Brewing Fine FictionI have two essays in the lastest Book View Cafe anthology, Brewing Fine Fiction. My 51 flash fictions and a few other stories are available on Nancy Jane’s Bookshelf, and anthologies containing some of my stories are available through Powell’s. The free, chapter-by-chapter version of Changeling starts here. And check out my stories in the Book View Cafe anthologies The Shadow Conspiracy, Rocket Boy and the Geek Girls, and Dragon Lords and Warrior Women.

The Clarion West Write-a-thon has ended, but you can still sponsor writers after the fact. I did meet my goals: I finished two stories that are out at editors right now, and did most of the work on a third, plus made progress on not one, but two novels. Next time I do this, though, I’m going to think of something to measure progress besides word count: I had a devil of a time figuring out how to count the hours I spent on revision!



Brave New (Writing) World: E-Books Become Ubiquitous — 7 Comments

  1. One of my writing group peers has *two* e-readers. She’s also a musician, and told me that many pieces of sheet music are now available in the public domain. She looks forward to the day when there are music stands which have e-readers in them that not only allow the user to download sheet music, but annotate the music as needed.

  2. Wow, that would be cool. I suspect my uncle, who sings in choirs, would like that. He’s already practicing online — there are apparently programs where you can sing along and hear the other parts while you’re singing.

  3. I’m with you on this, Nancy. I don’t care how my work is published. It can be published on the side of a blimp, as long as I get paid and paid well. Leaving aside the issue of the economics of e-books for the moment, though, I have one serious concern about them. How do you pass on a favorite book — or even give — a favorite book to a friend? What happens when the latest e-reader gives way to the next e-reader and all the books on all the old platforms are now unreadable?

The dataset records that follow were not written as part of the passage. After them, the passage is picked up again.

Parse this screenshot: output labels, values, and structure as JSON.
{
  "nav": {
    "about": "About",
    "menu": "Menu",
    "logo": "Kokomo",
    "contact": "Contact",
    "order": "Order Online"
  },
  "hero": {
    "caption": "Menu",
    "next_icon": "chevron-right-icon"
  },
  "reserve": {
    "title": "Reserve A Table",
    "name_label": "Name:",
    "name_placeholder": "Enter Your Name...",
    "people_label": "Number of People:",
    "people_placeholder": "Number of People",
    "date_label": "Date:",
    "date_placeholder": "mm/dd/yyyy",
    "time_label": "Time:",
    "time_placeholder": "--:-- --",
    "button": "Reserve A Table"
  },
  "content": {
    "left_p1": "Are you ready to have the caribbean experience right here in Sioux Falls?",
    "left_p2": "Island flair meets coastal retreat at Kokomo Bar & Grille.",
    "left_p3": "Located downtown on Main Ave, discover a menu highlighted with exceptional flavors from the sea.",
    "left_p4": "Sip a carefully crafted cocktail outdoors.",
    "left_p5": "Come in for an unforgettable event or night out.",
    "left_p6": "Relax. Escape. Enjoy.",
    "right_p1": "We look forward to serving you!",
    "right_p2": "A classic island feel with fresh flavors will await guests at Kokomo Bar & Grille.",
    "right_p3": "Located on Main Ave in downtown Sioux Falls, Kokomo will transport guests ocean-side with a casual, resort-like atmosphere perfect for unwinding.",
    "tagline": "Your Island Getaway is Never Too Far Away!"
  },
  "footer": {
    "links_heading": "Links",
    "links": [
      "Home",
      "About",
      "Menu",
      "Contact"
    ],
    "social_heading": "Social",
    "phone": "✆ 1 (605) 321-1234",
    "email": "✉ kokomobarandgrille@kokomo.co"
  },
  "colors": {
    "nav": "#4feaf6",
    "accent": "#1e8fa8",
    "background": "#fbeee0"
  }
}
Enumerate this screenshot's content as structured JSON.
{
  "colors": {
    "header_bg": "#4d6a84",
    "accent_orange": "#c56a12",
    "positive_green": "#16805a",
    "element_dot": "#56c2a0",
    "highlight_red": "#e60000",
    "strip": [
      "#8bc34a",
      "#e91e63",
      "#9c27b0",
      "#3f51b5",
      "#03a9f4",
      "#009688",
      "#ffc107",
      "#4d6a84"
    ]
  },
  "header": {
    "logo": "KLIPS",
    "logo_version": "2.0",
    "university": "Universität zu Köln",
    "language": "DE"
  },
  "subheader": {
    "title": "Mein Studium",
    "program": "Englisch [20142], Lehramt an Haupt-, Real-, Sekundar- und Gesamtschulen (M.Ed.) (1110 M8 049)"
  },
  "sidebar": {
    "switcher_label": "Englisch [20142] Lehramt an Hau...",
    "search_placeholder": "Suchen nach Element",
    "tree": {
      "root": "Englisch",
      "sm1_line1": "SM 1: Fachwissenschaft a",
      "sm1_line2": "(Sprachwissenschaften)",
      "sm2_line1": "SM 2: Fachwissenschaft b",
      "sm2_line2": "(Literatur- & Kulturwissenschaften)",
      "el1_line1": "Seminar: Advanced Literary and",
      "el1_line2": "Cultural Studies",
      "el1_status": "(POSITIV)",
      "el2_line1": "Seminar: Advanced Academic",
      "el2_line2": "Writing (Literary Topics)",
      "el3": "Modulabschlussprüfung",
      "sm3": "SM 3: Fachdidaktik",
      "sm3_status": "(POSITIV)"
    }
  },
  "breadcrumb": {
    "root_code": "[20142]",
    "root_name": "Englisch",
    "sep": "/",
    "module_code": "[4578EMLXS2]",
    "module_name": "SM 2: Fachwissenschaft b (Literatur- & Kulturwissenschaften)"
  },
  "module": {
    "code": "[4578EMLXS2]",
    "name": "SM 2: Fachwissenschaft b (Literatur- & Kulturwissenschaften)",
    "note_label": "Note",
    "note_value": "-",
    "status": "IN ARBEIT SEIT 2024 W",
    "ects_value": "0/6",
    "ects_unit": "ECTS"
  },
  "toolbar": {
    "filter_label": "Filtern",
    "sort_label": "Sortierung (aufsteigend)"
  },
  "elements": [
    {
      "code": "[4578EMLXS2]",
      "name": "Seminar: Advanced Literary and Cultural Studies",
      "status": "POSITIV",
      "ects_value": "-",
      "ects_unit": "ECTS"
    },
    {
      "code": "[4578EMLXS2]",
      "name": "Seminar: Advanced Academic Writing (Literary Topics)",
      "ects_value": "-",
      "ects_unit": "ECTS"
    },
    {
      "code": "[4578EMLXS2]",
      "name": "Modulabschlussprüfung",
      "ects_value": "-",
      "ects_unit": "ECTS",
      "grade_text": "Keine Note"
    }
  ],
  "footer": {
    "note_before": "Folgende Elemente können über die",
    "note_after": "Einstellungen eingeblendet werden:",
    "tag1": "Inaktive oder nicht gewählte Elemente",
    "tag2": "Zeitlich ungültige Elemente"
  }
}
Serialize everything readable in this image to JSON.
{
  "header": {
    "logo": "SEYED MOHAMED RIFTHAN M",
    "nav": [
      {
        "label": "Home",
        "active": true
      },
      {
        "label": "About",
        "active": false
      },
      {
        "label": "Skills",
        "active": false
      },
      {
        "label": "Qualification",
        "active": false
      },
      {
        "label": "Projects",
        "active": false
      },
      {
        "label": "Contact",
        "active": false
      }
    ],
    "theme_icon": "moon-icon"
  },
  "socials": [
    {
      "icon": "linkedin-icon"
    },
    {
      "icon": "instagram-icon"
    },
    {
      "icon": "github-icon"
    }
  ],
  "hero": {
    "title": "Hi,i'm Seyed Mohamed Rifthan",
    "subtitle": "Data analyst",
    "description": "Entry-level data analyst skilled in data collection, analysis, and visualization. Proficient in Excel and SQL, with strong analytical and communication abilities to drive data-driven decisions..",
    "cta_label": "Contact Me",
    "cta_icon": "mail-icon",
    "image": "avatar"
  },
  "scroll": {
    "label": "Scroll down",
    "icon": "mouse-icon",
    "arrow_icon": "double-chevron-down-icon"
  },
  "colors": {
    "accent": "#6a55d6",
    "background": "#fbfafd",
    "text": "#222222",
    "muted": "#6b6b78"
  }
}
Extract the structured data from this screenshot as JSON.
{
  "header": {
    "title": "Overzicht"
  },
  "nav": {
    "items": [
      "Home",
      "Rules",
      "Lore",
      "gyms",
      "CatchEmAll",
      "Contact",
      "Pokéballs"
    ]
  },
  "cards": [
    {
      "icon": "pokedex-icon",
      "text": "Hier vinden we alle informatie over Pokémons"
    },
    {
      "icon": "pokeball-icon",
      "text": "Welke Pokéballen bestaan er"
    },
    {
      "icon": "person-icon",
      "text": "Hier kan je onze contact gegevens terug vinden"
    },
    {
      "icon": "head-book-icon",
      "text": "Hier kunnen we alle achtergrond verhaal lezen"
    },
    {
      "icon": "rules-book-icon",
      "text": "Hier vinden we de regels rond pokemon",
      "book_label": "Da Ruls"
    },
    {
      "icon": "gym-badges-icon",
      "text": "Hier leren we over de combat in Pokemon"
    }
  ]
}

  4. And there are an entire suite of features about a paper book, that tie into that. A book signed by a friend or relative is a great keepsake; a book that you read in a certain edition when you were young takes you right back to that age when you hold it again. None of these things can be done with a Nook.

  5. All those things Diane and Brenda raise are true, and as someone who has a stack of VCR tapes and who has held on to some special LPs even though I don’t have a record player, I understand the problem.

    I know there are methods of sharing e-files, because my public library loans out e-books. (I haven’t tried this yet, so I don’t know how it works.) I think the technology still has a ways to go before we get something that works really well.

    As for keepsakes — well, I think print publishing will say around for artistic books, at least, and that probably includes some of the great children’s picture books. But we might lose many of those keepsakes, just as in this world where we email all the time we are losing all those collected letters from lost lovers and the like.

    Change is hard and not all of it is good.

  6. There is also the issue of durability/readability across platforms. Media in general have been getting more and more fungible with each change in technology. We’ve been losing whole libraries of data because we don’t have readers for them any more. We’re running the danger of finding ourselves in an eternal prison of “now” (which has repercussions on the chances of our long-term survival, to say nothing of our emotional and intellectual status).

  7. Yes, I think that’s another one of those technological challenges that needs to be addressed. Right now printed books last longer, though they don’t have indefinite life, and they can be used by most people easily.

    I hope some of the developers of e-readers are thinking about these things. I feel certain there are ways to address it. It probably won’t be done by Microsoft, though, which is convinced we all want new versions of MS-Word that are incompatible with older versions. What we need are serious readers who also have engineering minds.

    And after all, a lot of older books are only available in a few dusty libraries. And keeping years worth of magazines is a trial, but many of the stories in those magazines are worth reading again.